“The impact on American and Japanese understandings of one another made possible by the Fulbright program is both on an abstract level – high culture, research, educational curricula – but also on an intensely human scale,” noted Ted Bestor, professor of anthropology and Japanese studies. “The Fulbright Program in Japan, and in many other parts of the world, really provided enormous opportunities for people to experience life across cultures.”
The celebration starts at 7 p.m. on Friday with “Five Japanese Virtuosi,” a concert at Sanders Theatre by world-renowned musicians, all of whom are Fulbright alumni: Nobuko Imai (viola), Ko Iwasaki (cello), Etsuko Tazaki (piano), Tsuyoshi Tsutsumi (cello), and Hiroko Yajima (violin), with special guest Donald Palma (double bass). Tickets are $25 ($10 for senior citizens). Tickets are free with a student ID at the Harvard Box Office.
On Saturday, a 50th-Anniversary Symposium will take place at The Charles Hotel in Cambridge. The symposium will include five sessions: “Presence of the Past” (chaired by Columbia historian Carol Gluck), “The Japanese Model: Past, Present, and Future” (chaired by Susan J. Pharr), “Translating Worlds” (chaired by Cornell literature and theater scholar Karen Brazell), “Exchanging Cultures: Representations, Media, and Public Culture” (chaired by Ted Bestor), and “Discovering America” (chaired by Seijo Gakuen University Chancellor Nagayo Homma). Over lunch, in addition to President Summers, Harriet Fulbright, wife of the late Sen. J. William Fulbright, will address symposium participants.
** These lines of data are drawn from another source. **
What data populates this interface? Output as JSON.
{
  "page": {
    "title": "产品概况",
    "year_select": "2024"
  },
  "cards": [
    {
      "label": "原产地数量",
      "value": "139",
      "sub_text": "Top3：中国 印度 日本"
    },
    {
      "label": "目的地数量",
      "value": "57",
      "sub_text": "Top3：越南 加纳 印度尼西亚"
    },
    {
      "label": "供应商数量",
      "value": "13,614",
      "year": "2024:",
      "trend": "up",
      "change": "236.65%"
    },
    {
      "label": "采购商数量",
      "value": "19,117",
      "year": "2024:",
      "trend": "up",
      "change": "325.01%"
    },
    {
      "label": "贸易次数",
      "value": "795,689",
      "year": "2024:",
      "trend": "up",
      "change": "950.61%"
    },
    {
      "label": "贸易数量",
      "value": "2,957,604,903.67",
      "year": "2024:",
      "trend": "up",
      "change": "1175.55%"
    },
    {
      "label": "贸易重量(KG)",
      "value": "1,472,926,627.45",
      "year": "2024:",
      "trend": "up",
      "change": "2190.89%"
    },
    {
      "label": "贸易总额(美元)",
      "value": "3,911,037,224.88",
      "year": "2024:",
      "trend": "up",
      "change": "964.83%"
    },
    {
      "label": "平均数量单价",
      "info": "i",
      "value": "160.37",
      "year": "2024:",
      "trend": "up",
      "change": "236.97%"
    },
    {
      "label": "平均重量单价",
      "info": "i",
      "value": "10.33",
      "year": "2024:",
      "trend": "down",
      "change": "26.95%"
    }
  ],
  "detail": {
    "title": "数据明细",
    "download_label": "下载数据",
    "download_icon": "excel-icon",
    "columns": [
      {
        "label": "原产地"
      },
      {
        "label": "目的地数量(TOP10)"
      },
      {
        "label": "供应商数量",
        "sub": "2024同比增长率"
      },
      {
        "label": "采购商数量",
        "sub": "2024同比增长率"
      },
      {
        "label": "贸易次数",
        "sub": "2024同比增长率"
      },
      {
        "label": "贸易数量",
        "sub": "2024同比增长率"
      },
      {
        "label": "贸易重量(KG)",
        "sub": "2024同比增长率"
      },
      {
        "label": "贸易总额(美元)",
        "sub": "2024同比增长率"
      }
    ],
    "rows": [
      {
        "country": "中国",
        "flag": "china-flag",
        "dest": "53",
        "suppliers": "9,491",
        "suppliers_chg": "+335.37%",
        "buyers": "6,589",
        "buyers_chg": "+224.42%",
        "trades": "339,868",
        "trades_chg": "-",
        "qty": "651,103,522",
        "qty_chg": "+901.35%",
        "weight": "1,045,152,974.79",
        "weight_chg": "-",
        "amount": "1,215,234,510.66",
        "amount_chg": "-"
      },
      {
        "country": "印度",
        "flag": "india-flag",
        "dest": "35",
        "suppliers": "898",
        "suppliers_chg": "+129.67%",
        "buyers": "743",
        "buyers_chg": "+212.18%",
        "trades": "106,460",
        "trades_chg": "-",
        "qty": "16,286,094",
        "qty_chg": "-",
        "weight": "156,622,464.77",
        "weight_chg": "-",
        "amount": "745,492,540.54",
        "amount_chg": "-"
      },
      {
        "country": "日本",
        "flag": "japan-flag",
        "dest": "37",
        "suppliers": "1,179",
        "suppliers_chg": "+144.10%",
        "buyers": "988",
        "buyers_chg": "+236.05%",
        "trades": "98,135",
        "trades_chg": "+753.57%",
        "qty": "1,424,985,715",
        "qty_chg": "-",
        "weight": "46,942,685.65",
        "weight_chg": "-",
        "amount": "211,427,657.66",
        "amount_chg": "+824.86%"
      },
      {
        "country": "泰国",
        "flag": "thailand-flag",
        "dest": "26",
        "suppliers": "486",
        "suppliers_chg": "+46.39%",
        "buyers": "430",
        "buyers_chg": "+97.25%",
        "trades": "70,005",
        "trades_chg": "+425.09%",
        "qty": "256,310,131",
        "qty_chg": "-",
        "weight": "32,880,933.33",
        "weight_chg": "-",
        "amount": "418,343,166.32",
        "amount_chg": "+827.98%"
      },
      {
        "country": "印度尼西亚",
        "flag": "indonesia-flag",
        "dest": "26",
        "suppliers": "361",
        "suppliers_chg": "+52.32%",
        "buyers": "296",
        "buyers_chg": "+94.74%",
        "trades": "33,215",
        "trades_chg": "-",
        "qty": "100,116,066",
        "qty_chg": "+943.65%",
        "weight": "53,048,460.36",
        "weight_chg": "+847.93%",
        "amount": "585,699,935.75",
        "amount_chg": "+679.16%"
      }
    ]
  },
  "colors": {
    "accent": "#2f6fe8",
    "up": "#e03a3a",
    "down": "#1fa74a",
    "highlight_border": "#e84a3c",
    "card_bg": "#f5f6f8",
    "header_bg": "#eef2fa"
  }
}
The weekend concludes with a banquet and a final session, “Remembering the Fulbright Experience.”
For more information on these events, consult the Fulbright Weekend Web site http://www.wcfia.harvard.edu/us-japan/ri/fulbright/.